(Source records)
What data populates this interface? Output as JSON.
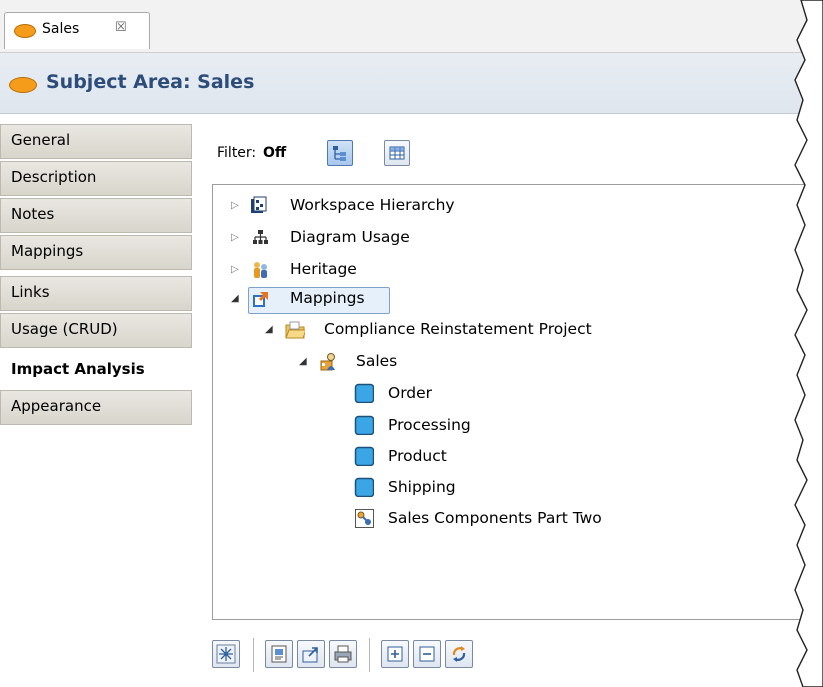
{
  "tab": {
    "label": "Sales",
    "close_glyph": "☒"
  },
  "header": {
    "title": "Subject Area: Sales"
  },
  "nav": {
    "items": [
      {
        "label": "General"
      },
      {
        "label": "Description"
      },
      {
        "label": "Notes"
      },
      {
        "label": "Mappings"
      },
      {
        "label": "Links"
      },
      {
        "label": "Usage (CRUD)"
      },
      {
        "label": "Impact Analysis",
        "active": true
      },
      {
        "label": "Appearance"
      }
    ]
  },
  "filter": {
    "label": "Filter:",
    "value": "Off"
  },
  "tree": {
    "workspace": "Workspace Hierarchy",
    "diagram": "Diagram Usage",
    "heritage": "Heritage",
    "mappings": "Mappings",
    "project": "Compliance Reinstatement Project",
    "sales": "Sales",
    "order": "Order",
    "processing": "Processing",
    "product": "Product",
    "shipping": "Shipping",
    "components": "Sales Components Part Two"
  },
  "colors": {
    "accent": "#2c4c79",
    "oval": "#f59d1b",
    "entity": "#3aa6e6"
  },
  "icons": [
    "tab-icon",
    "close-icon",
    "hierarchy-view-icon",
    "table-view-icon",
    "workspace-icon",
    "diagram-icon",
    "heritage-icon",
    "mappings-icon",
    "folder-icon",
    "model-icon",
    "entity-icon",
    "component-icon",
    "freeze-icon",
    "export-icon",
    "print-icon",
    "expand-all-icon",
    "collapse-all-icon",
    "refresh-icon"
  ]
}
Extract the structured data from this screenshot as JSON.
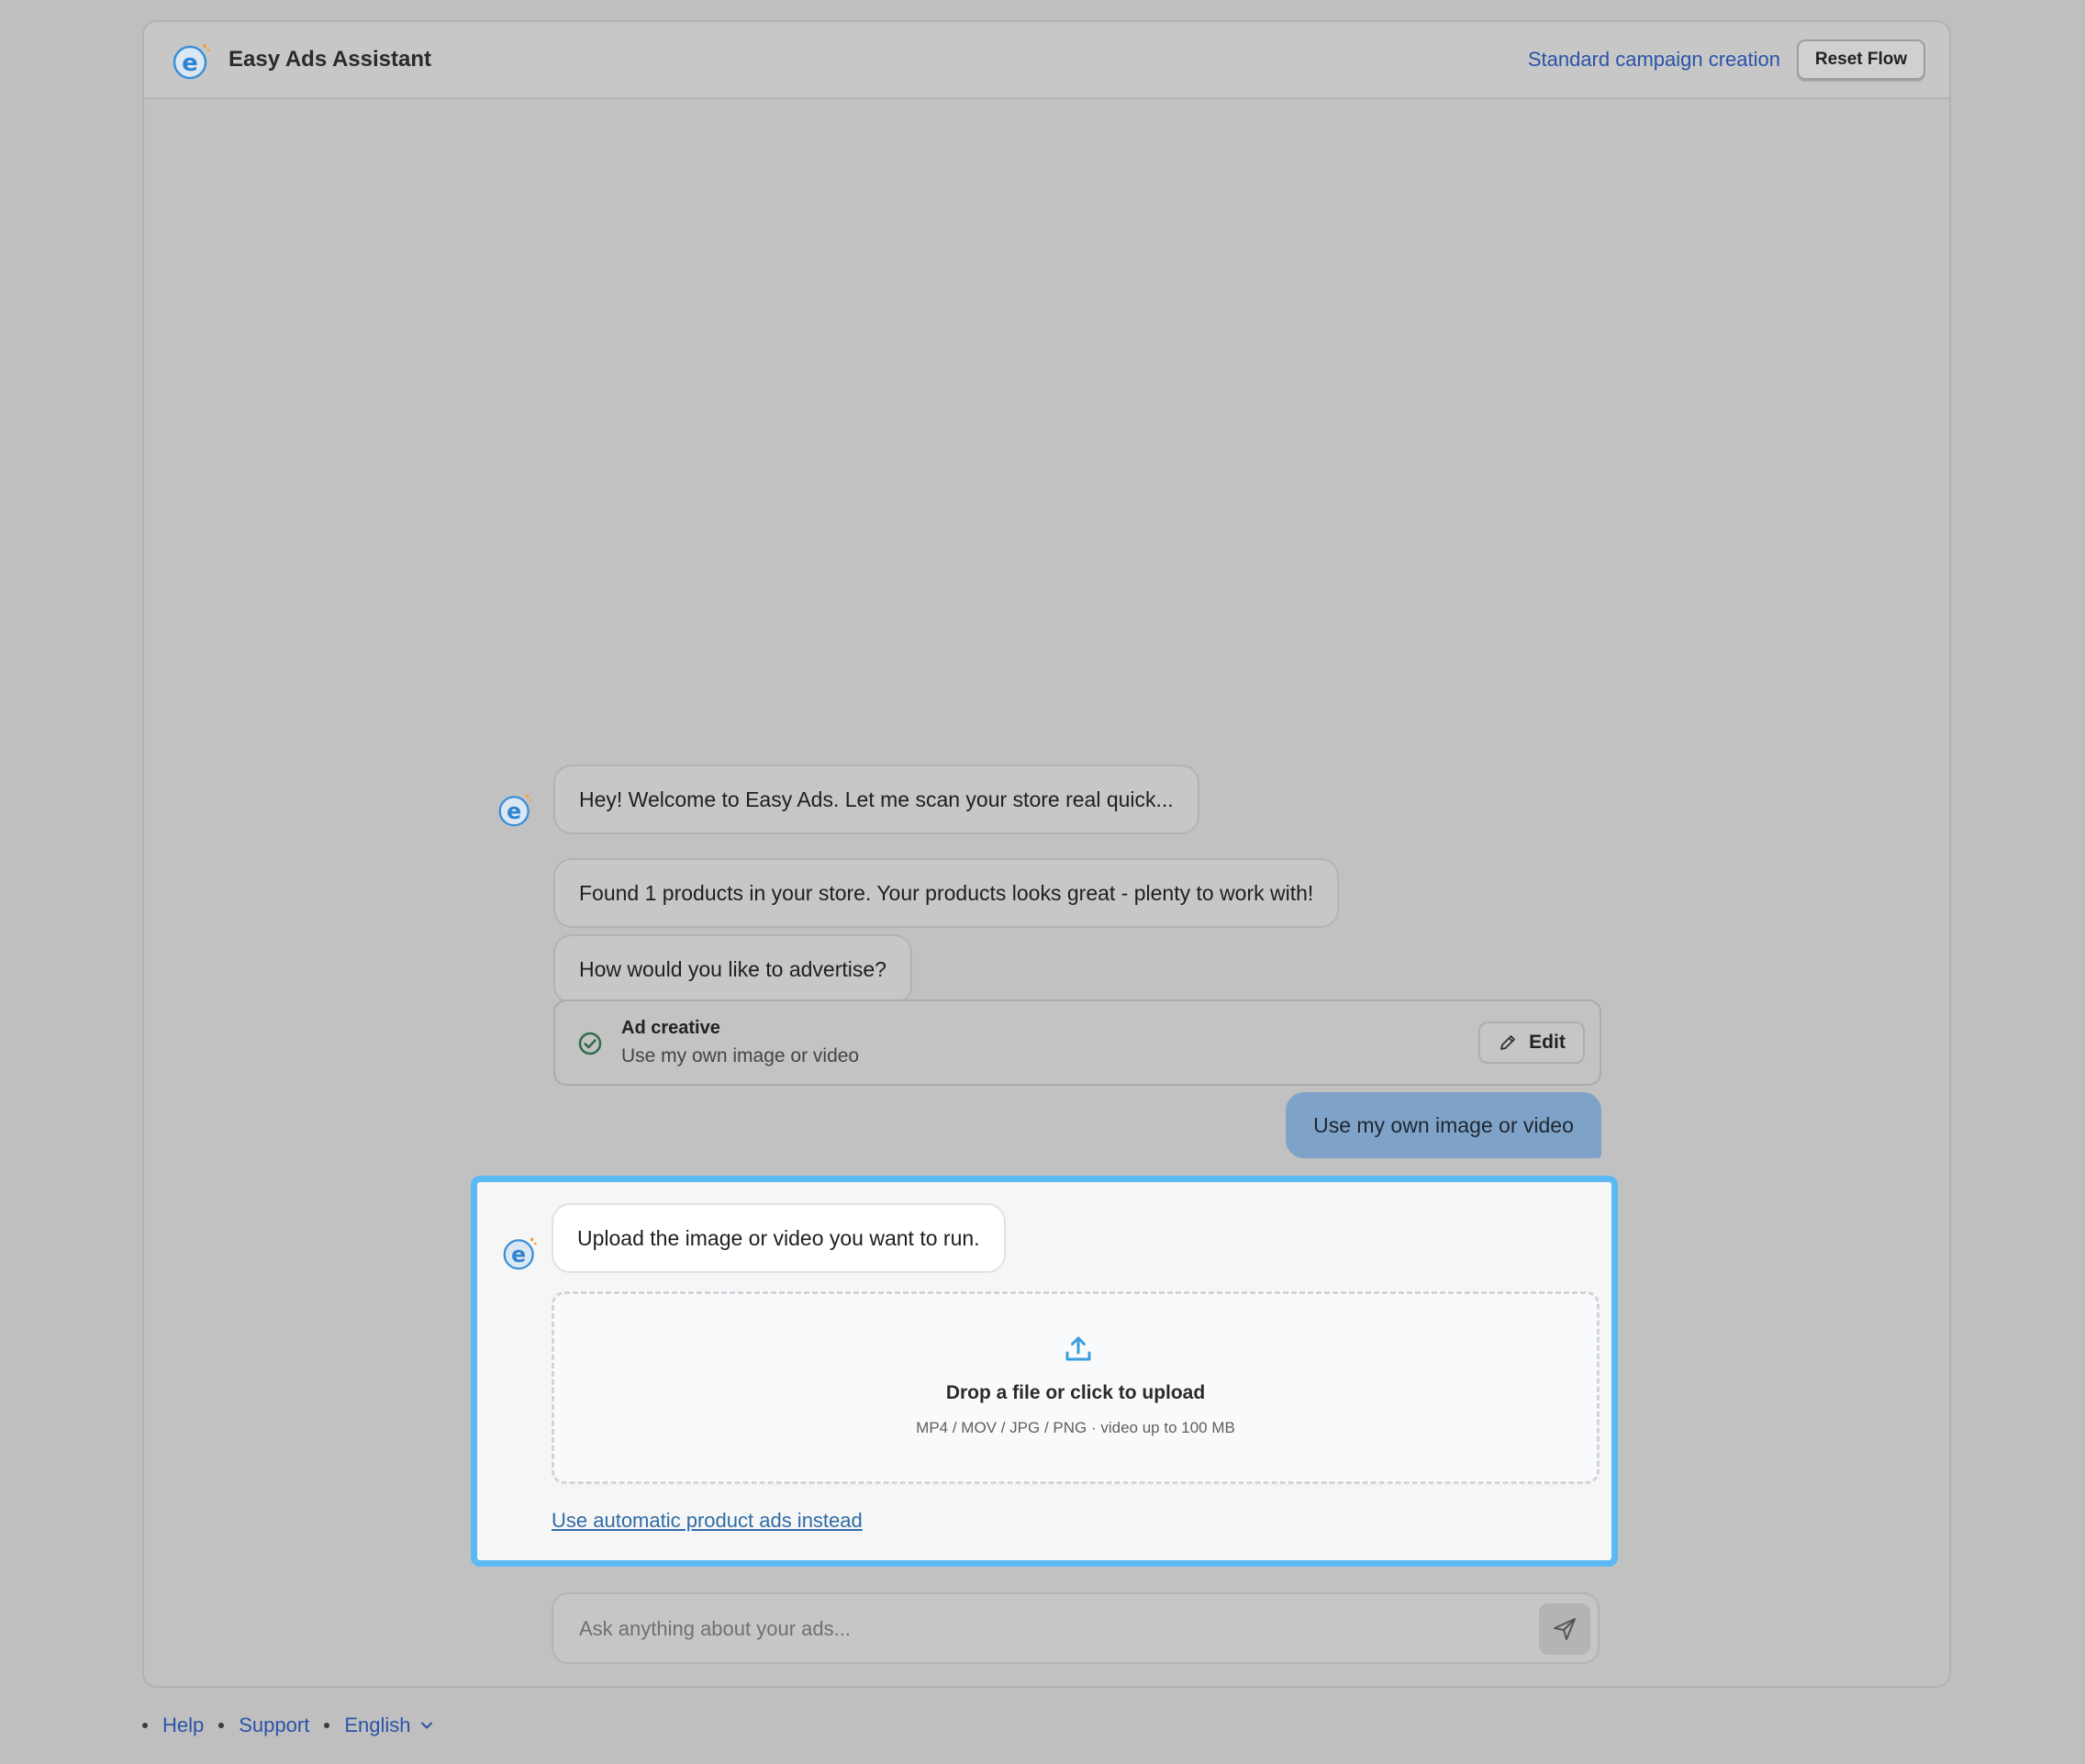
{
  "header": {
    "title": "Easy Ads Assistant",
    "link_label": "Standard campaign creation",
    "reset_label": "Reset Flow"
  },
  "chat": {
    "messages": [
      "Hey! Welcome to Easy Ads. Let me scan your store real quick...",
      "Found 1 products in your store. Your products looks great - plenty to work with!",
      "How would you like to advertise?"
    ],
    "card": {
      "title": "Ad creative",
      "value": "Use my own image or video",
      "edit_label": "Edit"
    },
    "user_reply": "Use my own image or video",
    "upload_prompt": "Upload the image or video you want to run.",
    "dropzone": {
      "title": "Drop a file or click to upload",
      "subtitle": "MP4 / MOV / JPG / PNG · video up to 100 MB"
    },
    "alt_link": "Use automatic product ads instead"
  },
  "composer": {
    "placeholder": "Ask anything about your ads..."
  },
  "footer": {
    "help": "Help",
    "support": "Support",
    "language": "English"
  },
  "colors": {
    "accent": "#5bb9f4",
    "link": "#2b53a8",
    "user_bubble": "#7fa3c8"
  }
}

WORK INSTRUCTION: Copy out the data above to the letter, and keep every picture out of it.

OUTPUT:
What data populates this interface? Output as JSON.
{
  "tab": {
    "label": "Sales",
    "close_glyph": "☒"
  },
  "header": {
    "title": "Subject Area: Sales"
  },
  "nav": {
    "items": [
      {
        "label": "General"
      },
      {
        "label": "Description"
      },
      {
        "label": "Notes"
      },
      {
        "label": "Mappings"
      },
      {
        "label": "Links"
      },
      {
        "label": "Usage (CRUD)"
      },
      {
        "label": "Impact Analysis",
        "active": true
      },
      {
        "label": "Appearance"
      }
    ]
  },
  "filter": {
    "label": "Filter:",
    "value": "Off"
  },
  "tree": {
    "workspace": "Workspace Hierarchy",
    "diagram": "Diagram Usage",
    "heritage": "Heritage",
    "mappings": "Mappings",
    "project": "Compliance Reinstatement Project",
    "sales": "Sales",
    "order": "Order",
    "processing": "Processing",
    "product": "Product",
    "shipping": "Shipping",
    "components": "Sales Components Part Two"
  },
  "colors": {
    "accent": "#2c4c79",
    "oval": "#f59d1b",
    "entity": "#3aa6e6"
  },
  "icons": [
    "tab-icon",
    "close-icon",
    "hierarchy-view-icon",
    "table-view-icon",
    "workspace-icon",
    "diagram-icon",
    "heritage-icon",
    "mappings-icon",
    "folder-icon",
    "model-icon",
    "entity-icon",
    "component-icon",
    "freeze-icon",
    "export-icon",
    "print-icon",
    "expand-all-icon",
    "collapse-all-icon",
    "refresh-icon"
  ]
}
Extract the structured data from this screenshot as JSON.
{
  "header": {
    "title": "Easy Ads Assistant",
    "link_label": "Standard campaign creation",
    "reset_label": "Reset Flow"
  },
  "chat": {
    "messages": [
      "Hey! Welcome to Easy Ads. Let me scan your store real quick...",
      "Found 1 products in your store. Your products looks great - plenty to work with!",
      "How would you like to advertise?"
    ],
    "card": {
      "title": "Ad creative",
      "value": "Use my own image or video",
      "edit_label": "Edit"
    },
    "user_reply": "Use my own image or video",
    "upload_prompt": "Upload the image or video you want to run.",
    "dropzone": {
      "title": "Drop a file or click to upload",
      "subtitle": "MP4 / MOV / JPG / PNG · video up to 100 MB"
    },
    "alt_link": "Use automatic product ads instead"
  },
  "composer": {
    "placeholder": "Ask anything about your ads..."
  },
  "footer": {
    "help": "Help",
    "support": "Support",
    "language": "English"
  },
  "colors": {
    "accent": "#5bb9f4",
    "link": "#2b53a8",
    "user_bubble": "#7fa3c8"
  }
}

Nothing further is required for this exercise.